Transforming Conversations: I'm All Ears!

Transforming Conversations: I'm All Ears!

Have you ever watched a TED talk that stayed with you for years?

I’m thinking about Julian Treasure’s 2011 speech called “5 Ways to Listen Better”. I remember that he begins his talk by insisting that we’re losing our listening!

We’re overwhelmed with noise and have lost the habit of paying close attention, since there’s so much information always available at our fingertips. Increasingly, there’s endless broadcasting going on everywhere, but little true understanding. 

In a way, we've started to exist in our own little bubbles.

We can see the consequences all around us. Even more so in 2022 than in 2011. Is there still hope? Most definitely. Do we need to take action now? Without a doubt.

He offers some practical ideas for re-tuning our listening abilities, little by little. Here are the 5 ways we can learn to truly listen again:

  1. Be silent: spend three minutes a day in silence to re-set your ears.
  2. Hear: listen to individual strands of sound in a noisy space.
  3. Savour: find the joy in and appreciate the underlying qualities of mundane sounds.
  4. Adjust your position: play with your filters (active, passive, critical, empathetic, etc.).
  5. Follow RASA: Receive, Appreciate, Summarize, Ask (details below).

First off, I love how actionable these are!

And he’s so right that we're sending out messages but we're not always truly connecting. 

We need to recalibrate so that we can fulfil one of our basic functions as humans: really tuning into each other.

The first three of his suggested practices bring us back into our sense of hearing, re-gaining mindfulness and appreciation of it. The fourth allows us to step back and perceive it from the outside, becoming more conscious of our filters and experimenting with them.

His last recommendation is a process called RASA. Though he says this is a Sanskrit word for juice or essence, I just realized he may also be invoking the concept of “tabula rasa”, the clean slate. Hmmm, this may be something to bring up at cocktail parties. 😂

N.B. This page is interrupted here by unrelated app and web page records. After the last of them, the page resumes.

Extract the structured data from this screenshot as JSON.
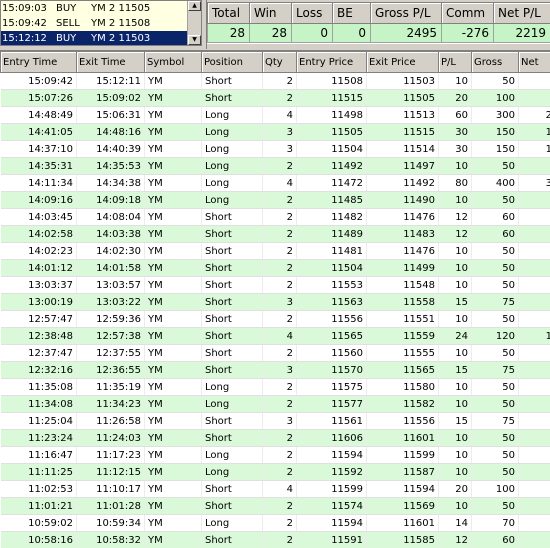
{
  "order_log": {
    "rows": [
      {
        "time": "15:09:03",
        "side": "BUY",
        "symbol": "YM 2 11505",
        "selected": false
      },
      {
        "time": "15:09:42",
        "side": "SELL",
        "symbol": "YM 2 11508",
        "selected": false
      },
      {
        "time": "15:12:12",
        "side": "BUY",
        "symbol": "YM 2 11503",
        "selected": true
      }
    ]
  },
  "summary": {
    "headers": [
      "Total",
      "Win",
      "Loss",
      "BE",
      "Gross P/L",
      "Comm",
      "Net P/L"
    ],
    "values": [
      "28",
      "28",
      "0",
      "0",
      "2495",
      "-276",
      "2219"
    ]
  },
  "trades": {
    "headers": [
      "Entry Time",
      "Exit Time",
      "Symbol",
      "Position",
      "Qty",
      "Entry Price",
      "Exit Price",
      "P/L",
      "Gross",
      "Net"
    ],
    "rows": [
      [
        "15:09:42",
        "15:12:11",
        "YM",
        "Short",
        "2",
        "11508",
        "11503",
        "10",
        "50",
        ""
      ],
      [
        "15:07:26",
        "15:09:02",
        "YM",
        "Short",
        "2",
        "11515",
        "11505",
        "20",
        "100",
        ""
      ],
      [
        "14:48:49",
        "15:06:31",
        "YM",
        "Long",
        "4",
        "11498",
        "11513",
        "60",
        "300",
        "2"
      ],
      [
        "14:41:05",
        "14:48:16",
        "YM",
        "Long",
        "3",
        "11505",
        "11515",
        "30",
        "150",
        "1"
      ],
      [
        "14:37:10",
        "14:40:39",
        "YM",
        "Long",
        "3",
        "11504",
        "11514",
        "30",
        "150",
        "1"
      ],
      [
        "14:35:31",
        "14:35:53",
        "YM",
        "Long",
        "2",
        "11492",
        "11497",
        "10",
        "50",
        ""
      ],
      [
        "14:11:34",
        "14:34:38",
        "YM",
        "Long",
        "4",
        "11472",
        "11492",
        "80",
        "400",
        "3"
      ],
      [
        "14:09:16",
        "14:09:18",
        "YM",
        "Long",
        "2",
        "11485",
        "11490",
        "10",
        "50",
        ""
      ],
      [
        "14:03:45",
        "14:08:04",
        "YM",
        "Short",
        "2",
        "11482",
        "11476",
        "12",
        "60",
        ""
      ],
      [
        "14:02:58",
        "14:03:38",
        "YM",
        "Short",
        "2",
        "11489",
        "11483",
        "12",
        "60",
        ""
      ],
      [
        "14:02:23",
        "14:02:30",
        "YM",
        "Short",
        "2",
        "11481",
        "11476",
        "10",
        "50",
        ""
      ],
      [
        "14:01:12",
        "14:01:58",
        "YM",
        "Short",
        "2",
        "11504",
        "11499",
        "10",
        "50",
        ""
      ],
      [
        "13:03:37",
        "13:03:57",
        "YM",
        "Short",
        "2",
        "11553",
        "11548",
        "10",
        "50",
        ""
      ],
      [
        "13:00:19",
        "13:03:22",
        "YM",
        "Short",
        "3",
        "11563",
        "11558",
        "15",
        "75",
        ""
      ],
      [
        "12:57:47",
        "12:59:36",
        "YM",
        "Short",
        "2",
        "11556",
        "11551",
        "10",
        "50",
        ""
      ],
      [
        "12:38:48",
        "12:57:38",
        "YM",
        "Short",
        "4",
        "11565",
        "11559",
        "24",
        "120",
        "1"
      ],
      [
        "12:37:47",
        "12:37:55",
        "YM",
        "Short",
        "2",
        "11560",
        "11555",
        "10",
        "50",
        ""
      ],
      [
        "12:32:16",
        "12:36:55",
        "YM",
        "Short",
        "3",
        "11570",
        "11565",
        "15",
        "75",
        ""
      ],
      [
        "11:35:08",
        "11:35:19",
        "YM",
        "Long",
        "2",
        "11575",
        "11580",
        "10",
        "50",
        ""
      ],
      [
        "11:34:08",
        "11:34:23",
        "YM",
        "Long",
        "2",
        "11577",
        "11582",
        "10",
        "50",
        ""
      ],
      [
        "11:25:04",
        "11:26:58",
        "YM",
        "Short",
        "3",
        "11561",
        "11556",
        "15",
        "75",
        ""
      ],
      [
        "11:23:24",
        "11:24:03",
        "YM",
        "Short",
        "2",
        "11606",
        "11601",
        "10",
        "50",
        ""
      ],
      [
        "11:16:47",
        "11:17:23",
        "YM",
        "Long",
        "2",
        "11594",
        "11599",
        "10",
        "50",
        ""
      ],
      [
        "11:11:25",
        "11:12:15",
        "YM",
        "Long",
        "2",
        "11592",
        "11587",
        "10",
        "50",
        ""
      ],
      [
        "11:02:53",
        "11:10:17",
        "YM",
        "Short",
        "4",
        "11599",
        "11594",
        "20",
        "100",
        ""
      ],
      [
        "11:01:21",
        "11:01:28",
        "YM",
        "Short",
        "2",
        "11574",
        "11569",
        "10",
        "50",
        ""
      ],
      [
        "10:59:02",
        "10:59:34",
        "YM",
        "Long",
        "2",
        "11594",
        "11601",
        "14",
        "70",
        ""
      ],
      [
        "10:58:16",
        "10:58:32",
        "YM",
        "Short",
        "2",
        "11591",
        "11585",
        "12",
        "60",
        ""
      ]
    ]
  }
}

To use RASA, pause to receive someone’s message with true, undivided attention, and appreciate it in an audible way (“mmm”) so that the speaker knows we’re with them. Then summarize to reflect back what they’ve said and, when they’ve finished, ask questions to show curiosity and engagement.

In theory, when we correctly practise RASA, we stay in the present, our mind doesn’t wander and we resist the urge to formulate our next response or chime in before the person speaking has finished.

How often, in your experience, do people communicate this way with colleagues, with clients, with collaborators?

Instead, do messages go in one ear and out the other? Are people too busy defending their own points of view to stop and seek out diverse perspectives? Are they rushing on to the next thing?

Are executives maybe not bothering to get buy-in from their teams? And then wondering why everything is delayed or botched?

What is being missed?

On the other hand… if true listening were implemented, could you imagine being on the receiving end of such respectful attention? What might get accomplished if this kind of deep listening were a regular practice throughout your team, division, company?

We hear so many debates about whether people should be in the office together instead of working from home, but shouldn’t the real question be about how we receive and truly attend to one another?